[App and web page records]
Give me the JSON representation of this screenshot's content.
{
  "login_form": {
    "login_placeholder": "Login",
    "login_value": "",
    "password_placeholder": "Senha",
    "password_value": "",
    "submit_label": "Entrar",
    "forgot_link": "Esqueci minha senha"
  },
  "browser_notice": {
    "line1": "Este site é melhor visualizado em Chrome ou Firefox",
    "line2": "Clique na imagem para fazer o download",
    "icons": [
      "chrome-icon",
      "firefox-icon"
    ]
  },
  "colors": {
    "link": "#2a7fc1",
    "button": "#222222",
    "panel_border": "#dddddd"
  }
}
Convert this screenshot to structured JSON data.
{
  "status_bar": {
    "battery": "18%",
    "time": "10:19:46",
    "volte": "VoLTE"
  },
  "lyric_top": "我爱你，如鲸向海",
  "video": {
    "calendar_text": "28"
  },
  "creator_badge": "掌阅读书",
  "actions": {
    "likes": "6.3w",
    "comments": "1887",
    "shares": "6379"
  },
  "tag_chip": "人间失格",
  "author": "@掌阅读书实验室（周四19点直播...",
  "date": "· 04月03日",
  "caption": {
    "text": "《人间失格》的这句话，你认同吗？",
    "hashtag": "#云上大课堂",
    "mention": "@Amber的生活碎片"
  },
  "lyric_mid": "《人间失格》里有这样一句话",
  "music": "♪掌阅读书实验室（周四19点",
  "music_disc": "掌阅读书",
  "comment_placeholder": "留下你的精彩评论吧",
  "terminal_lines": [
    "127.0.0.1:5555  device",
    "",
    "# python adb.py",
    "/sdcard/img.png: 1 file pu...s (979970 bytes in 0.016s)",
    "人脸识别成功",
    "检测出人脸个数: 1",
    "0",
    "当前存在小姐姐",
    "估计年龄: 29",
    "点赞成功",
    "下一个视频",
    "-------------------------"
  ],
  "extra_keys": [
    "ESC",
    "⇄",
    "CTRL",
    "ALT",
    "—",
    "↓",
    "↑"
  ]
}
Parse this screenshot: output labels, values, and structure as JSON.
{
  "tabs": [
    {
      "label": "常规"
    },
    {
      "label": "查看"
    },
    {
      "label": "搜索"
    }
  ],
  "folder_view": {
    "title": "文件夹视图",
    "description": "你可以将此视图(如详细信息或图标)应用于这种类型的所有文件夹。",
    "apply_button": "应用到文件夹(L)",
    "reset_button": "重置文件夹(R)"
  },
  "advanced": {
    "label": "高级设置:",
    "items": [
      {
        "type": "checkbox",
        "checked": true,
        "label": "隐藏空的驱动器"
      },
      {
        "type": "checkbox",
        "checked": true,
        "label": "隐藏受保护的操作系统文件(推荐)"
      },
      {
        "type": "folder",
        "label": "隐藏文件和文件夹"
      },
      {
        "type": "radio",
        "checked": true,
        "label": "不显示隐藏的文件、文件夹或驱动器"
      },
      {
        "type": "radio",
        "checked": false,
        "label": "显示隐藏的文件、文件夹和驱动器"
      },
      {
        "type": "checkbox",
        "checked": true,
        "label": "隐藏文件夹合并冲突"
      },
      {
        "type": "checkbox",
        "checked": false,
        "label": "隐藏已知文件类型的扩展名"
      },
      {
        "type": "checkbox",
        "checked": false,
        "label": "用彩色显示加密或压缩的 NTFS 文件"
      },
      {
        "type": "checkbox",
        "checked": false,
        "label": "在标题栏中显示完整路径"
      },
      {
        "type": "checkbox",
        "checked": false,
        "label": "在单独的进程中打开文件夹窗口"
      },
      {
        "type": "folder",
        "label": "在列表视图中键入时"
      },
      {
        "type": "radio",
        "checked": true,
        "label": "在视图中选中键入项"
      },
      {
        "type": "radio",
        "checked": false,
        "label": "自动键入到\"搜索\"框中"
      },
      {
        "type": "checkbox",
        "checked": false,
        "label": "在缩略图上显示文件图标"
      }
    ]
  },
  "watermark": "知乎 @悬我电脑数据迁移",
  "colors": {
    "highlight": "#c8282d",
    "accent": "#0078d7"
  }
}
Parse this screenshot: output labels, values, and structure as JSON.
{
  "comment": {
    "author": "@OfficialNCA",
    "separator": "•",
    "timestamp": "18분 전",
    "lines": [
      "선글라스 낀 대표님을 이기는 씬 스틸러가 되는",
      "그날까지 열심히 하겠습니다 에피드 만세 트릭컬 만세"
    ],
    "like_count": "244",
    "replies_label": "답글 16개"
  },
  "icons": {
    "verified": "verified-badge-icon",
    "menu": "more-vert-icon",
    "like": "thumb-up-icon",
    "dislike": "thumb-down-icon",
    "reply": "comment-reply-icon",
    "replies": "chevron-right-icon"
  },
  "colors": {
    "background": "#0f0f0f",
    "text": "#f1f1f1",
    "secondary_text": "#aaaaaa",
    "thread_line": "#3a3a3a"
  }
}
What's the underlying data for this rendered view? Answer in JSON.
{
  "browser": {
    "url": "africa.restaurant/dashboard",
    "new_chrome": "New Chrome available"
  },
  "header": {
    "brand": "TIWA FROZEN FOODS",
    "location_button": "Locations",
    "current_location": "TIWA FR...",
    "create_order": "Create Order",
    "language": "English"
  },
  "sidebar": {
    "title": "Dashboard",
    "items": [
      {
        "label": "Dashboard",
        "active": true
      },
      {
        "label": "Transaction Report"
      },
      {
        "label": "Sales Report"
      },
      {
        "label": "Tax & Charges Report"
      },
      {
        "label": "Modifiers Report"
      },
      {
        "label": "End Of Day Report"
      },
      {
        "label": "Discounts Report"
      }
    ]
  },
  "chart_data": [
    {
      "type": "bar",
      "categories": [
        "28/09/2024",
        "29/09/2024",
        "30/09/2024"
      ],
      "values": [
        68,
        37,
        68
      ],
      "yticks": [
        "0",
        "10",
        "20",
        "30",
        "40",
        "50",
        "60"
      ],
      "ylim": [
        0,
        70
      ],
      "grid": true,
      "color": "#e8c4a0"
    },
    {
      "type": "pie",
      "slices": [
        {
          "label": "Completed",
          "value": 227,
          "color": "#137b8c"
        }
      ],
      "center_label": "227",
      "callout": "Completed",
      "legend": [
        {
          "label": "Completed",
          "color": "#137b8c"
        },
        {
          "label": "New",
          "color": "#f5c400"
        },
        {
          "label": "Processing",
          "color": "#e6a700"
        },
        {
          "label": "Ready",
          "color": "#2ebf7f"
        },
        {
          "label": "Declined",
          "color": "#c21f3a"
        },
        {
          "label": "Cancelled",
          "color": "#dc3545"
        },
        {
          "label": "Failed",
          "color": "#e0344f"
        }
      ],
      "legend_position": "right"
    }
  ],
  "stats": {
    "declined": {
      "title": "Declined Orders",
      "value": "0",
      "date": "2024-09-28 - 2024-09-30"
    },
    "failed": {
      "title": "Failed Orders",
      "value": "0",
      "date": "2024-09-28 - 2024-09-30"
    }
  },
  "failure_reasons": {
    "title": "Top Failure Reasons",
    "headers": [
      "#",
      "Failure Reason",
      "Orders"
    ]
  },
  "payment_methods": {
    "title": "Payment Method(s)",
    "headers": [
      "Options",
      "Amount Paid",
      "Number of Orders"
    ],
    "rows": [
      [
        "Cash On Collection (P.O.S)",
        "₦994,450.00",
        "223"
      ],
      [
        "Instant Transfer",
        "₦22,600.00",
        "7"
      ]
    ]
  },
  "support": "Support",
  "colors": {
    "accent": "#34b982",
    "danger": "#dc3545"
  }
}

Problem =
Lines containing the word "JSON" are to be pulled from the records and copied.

Output =
Give me the JSON representation of this screenshot's content.
Convert this screenshot to structured JSON data.
Parse this screenshot: output labels, values, and structure as JSON.
Parse this screenshot: output labels, values, and structure as JSON.
What's the underlying data for this rendered view? Answer in JSON.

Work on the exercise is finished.